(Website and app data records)
--
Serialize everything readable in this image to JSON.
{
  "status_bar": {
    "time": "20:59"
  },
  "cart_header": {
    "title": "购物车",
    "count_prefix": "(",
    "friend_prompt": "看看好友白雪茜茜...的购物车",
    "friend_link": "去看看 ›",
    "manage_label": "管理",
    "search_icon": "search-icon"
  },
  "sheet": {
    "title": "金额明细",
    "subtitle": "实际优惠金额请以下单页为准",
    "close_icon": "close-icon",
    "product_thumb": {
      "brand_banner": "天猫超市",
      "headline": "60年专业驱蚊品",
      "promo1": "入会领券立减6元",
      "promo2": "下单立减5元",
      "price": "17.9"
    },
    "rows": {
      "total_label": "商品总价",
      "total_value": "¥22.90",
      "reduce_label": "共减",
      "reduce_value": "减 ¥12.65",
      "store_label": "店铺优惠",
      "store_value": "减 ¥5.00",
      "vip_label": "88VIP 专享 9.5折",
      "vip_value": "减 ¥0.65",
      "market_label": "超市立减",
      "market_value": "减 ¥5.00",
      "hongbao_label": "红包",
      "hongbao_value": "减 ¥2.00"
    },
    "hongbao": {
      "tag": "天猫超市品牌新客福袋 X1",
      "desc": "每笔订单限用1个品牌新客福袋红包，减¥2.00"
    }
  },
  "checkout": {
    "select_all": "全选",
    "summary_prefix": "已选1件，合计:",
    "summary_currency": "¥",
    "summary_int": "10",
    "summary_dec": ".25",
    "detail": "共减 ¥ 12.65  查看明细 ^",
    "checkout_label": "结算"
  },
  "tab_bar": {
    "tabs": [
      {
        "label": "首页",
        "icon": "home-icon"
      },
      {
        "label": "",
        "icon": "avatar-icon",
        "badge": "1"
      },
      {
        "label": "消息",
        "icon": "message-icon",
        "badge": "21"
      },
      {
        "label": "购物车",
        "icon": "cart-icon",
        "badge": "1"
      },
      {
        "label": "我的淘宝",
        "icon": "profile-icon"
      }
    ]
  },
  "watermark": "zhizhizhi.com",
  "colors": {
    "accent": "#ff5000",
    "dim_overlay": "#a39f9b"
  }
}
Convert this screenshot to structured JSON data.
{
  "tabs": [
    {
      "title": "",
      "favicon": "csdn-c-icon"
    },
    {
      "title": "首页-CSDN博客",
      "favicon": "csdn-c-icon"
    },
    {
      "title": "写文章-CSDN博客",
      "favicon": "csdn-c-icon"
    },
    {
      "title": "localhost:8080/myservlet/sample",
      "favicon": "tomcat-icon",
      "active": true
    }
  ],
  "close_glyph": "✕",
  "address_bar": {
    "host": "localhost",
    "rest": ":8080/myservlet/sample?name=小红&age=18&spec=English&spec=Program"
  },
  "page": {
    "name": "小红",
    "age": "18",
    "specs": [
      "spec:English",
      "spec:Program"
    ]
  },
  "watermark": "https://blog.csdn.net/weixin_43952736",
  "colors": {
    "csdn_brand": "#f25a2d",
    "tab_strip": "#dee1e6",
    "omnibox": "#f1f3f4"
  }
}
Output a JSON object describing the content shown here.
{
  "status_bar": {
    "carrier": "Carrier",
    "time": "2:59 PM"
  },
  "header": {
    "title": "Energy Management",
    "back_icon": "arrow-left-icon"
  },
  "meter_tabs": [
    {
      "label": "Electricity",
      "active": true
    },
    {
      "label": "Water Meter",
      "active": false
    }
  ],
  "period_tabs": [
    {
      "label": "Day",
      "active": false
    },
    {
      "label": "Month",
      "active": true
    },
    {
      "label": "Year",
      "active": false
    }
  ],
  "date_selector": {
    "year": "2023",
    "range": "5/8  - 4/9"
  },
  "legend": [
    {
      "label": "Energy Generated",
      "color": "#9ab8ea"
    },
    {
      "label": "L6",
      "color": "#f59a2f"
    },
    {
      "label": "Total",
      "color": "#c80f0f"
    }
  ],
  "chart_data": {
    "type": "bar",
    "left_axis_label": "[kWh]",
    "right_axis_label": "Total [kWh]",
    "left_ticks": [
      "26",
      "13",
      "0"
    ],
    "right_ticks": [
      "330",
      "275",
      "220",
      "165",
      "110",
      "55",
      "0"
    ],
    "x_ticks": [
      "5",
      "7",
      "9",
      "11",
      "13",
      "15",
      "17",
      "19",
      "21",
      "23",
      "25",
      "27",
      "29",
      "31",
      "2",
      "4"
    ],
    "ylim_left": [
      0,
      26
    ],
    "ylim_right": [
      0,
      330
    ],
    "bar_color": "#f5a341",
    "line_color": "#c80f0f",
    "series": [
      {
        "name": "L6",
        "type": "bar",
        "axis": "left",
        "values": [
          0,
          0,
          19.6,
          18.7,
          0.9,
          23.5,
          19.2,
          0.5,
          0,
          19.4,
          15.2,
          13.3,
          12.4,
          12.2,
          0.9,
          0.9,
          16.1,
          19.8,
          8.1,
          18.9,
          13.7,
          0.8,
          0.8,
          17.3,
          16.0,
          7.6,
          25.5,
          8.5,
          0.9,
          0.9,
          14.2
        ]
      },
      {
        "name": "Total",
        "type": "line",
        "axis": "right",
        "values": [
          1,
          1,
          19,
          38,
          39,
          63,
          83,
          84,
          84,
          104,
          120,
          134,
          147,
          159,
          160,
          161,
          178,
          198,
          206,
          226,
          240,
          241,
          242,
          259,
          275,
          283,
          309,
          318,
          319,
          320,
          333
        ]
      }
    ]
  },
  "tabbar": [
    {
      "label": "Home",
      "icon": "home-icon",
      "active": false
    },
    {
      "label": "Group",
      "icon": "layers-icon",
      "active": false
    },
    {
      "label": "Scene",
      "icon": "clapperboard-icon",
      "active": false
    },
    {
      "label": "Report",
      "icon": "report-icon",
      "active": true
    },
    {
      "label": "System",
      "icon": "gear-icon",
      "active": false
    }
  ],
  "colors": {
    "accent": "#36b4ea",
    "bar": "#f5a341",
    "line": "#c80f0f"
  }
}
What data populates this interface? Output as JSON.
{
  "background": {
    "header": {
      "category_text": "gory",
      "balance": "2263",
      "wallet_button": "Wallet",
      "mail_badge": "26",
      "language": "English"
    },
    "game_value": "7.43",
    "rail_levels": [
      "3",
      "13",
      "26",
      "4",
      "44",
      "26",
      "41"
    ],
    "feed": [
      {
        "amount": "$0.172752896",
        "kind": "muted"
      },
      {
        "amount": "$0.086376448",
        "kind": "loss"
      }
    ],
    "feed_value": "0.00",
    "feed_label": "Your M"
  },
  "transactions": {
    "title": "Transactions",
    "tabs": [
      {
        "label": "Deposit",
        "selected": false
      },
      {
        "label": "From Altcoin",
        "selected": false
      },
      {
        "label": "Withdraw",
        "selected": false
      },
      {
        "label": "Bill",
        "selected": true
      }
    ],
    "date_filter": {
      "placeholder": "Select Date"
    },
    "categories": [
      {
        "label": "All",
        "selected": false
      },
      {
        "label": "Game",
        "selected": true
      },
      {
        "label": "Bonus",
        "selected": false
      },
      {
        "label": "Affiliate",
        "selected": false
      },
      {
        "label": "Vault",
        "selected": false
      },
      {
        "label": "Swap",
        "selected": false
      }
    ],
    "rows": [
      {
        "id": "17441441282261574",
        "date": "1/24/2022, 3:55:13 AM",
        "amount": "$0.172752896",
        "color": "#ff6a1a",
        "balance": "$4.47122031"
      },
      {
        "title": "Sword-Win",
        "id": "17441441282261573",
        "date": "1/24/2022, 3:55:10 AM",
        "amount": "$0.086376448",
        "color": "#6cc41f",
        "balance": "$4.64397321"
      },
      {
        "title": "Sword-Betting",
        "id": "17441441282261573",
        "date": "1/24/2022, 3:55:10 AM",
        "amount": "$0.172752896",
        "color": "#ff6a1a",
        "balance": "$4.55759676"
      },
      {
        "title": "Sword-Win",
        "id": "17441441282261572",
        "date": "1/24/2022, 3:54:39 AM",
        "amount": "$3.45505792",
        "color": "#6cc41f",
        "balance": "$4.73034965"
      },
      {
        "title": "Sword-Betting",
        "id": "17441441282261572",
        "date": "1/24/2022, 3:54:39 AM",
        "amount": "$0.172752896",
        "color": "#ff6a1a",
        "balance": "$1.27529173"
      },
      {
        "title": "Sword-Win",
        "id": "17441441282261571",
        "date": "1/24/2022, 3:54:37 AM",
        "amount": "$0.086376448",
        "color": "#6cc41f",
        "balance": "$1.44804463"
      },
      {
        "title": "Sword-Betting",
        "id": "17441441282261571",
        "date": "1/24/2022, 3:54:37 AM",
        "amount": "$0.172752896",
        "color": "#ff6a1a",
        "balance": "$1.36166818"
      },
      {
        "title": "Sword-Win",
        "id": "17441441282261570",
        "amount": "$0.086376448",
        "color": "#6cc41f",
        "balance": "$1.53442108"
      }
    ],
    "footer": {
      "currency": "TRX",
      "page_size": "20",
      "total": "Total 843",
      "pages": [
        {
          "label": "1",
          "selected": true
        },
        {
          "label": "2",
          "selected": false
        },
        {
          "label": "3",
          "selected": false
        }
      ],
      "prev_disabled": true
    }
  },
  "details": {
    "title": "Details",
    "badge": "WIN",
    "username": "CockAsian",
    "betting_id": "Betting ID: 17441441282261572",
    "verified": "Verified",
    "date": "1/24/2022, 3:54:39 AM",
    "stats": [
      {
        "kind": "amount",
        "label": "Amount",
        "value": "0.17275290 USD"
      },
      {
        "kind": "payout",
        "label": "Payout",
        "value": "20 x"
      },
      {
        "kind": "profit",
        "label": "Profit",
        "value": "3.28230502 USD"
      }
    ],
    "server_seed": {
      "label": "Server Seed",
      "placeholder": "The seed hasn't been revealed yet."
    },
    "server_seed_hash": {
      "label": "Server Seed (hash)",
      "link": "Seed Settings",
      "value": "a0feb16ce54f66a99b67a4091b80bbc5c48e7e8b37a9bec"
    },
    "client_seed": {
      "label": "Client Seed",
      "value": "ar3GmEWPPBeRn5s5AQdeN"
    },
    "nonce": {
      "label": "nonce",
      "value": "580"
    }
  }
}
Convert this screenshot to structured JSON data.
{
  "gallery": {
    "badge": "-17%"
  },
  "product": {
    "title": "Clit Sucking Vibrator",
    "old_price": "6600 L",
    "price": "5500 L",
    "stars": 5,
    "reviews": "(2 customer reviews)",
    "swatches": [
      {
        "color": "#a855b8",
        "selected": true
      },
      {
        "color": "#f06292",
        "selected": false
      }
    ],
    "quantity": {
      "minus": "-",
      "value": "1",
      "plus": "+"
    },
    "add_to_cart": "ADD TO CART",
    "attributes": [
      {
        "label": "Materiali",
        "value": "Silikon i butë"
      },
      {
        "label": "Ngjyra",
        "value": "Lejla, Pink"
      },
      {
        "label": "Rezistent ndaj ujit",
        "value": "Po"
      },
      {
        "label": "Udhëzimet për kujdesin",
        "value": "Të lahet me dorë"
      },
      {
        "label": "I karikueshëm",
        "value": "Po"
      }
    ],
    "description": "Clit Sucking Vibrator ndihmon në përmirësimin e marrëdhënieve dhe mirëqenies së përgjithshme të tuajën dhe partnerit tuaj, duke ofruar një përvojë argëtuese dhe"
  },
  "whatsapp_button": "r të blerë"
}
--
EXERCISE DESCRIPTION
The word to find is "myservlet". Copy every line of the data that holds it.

RESULT OF THE EXERCISE
      "title": "localhost:8080/myservlet/sample",
    "rest": ":8080/myservlet/sample?name=小红&age=18&spec=English&spec=Program"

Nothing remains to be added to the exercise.